§ **What is required**
An exact copy of all the data below is needed.

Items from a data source
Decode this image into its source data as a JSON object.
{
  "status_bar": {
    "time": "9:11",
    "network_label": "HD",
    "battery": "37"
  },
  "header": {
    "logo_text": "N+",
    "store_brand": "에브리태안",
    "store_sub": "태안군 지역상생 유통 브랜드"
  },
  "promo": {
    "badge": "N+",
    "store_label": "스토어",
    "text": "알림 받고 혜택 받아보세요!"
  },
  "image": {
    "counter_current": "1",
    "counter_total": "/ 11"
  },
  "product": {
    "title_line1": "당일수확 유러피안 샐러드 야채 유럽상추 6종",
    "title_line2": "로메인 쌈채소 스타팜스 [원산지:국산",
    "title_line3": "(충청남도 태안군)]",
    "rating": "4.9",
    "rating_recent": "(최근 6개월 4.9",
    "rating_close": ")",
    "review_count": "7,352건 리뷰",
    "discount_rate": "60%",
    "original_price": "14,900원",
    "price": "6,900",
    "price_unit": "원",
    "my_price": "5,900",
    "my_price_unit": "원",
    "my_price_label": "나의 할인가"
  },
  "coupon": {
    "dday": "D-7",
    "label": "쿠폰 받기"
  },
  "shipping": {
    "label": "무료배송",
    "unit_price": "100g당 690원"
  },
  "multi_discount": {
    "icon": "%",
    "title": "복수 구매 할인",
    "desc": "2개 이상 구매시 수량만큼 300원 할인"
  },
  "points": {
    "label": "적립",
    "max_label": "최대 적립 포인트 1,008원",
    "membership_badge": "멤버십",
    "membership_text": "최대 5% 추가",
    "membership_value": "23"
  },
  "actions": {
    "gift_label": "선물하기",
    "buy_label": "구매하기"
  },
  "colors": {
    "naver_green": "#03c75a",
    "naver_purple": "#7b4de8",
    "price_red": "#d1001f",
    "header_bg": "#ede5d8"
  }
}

§ **Response**
Decode this image into its source data as a JSON object.
{
  "status_bar": {
    "time": "9:11",
    "network_label": "HD",
    "battery": "37"
  },
  "header": {
    "logo_text": "N+",
    "store_brand": "에브리태안",
    "store_sub": "태안군 지역상생 유통 브랜드"
  },
  "promo": {
    "badge": "N+",
    "store_label": "스토어",
    "text": "알림 받고 혜택 받아보세요!"
  },
  "image": {
    "counter_current": "1",
    "counter_total": "/ 11"
  },
  "product": {
    "title_line1": "당일수확 유러피안 샐러드 야채 유럽상추 6종",
    "title_line2": "로메인 쌈채소 스타팜스 [원산지:국산",
    "title_line3": "(충청남도 태안군)]",
    "rating": "4.9",
    "rating_recent": "(최근 6개월 4.9",
    "rating_close": ")",
    "review_count": "7,352건 리뷰",
    "discount_rate": "60%",
    "original_price": "14,900원",
    "price": "6,900",
    "price_unit": "원",
    "my_price": "5,900",
    "my_price_unit": "원",
    "my_price_label": "나의 할인가"
  },
  "coupon": {
    "dday": "D-7",
    "label": "쿠폰 받기"
  },
  "shipping": {
    "label": "무료배송",
    "unit_price": "100g당 690원"
  },
  "multi_discount": {
    "icon": "%",
    "title": "복수 구매 할인",
    "desc": "2개 이상 구매시 수량만큼 300원 할인"
  },
  "points": {
    "label": "적립",
    "max_label": "최대 적립 포인트 1,008원",
    "membership_badge": "멤버십",
    "membership_text": "최대 5% 추가",
    "membership_value": "23"
  },
  "actions": {
    "gift_label": "선물하기",
    "buy_label": "구매하기"
  },
  "colors": {
    "naver_green": "#03c75a",
    "naver_purple": "#7b4de8",
    "price_red": "#d1001f",
    "header_bg": "#ede5d8"
  }
}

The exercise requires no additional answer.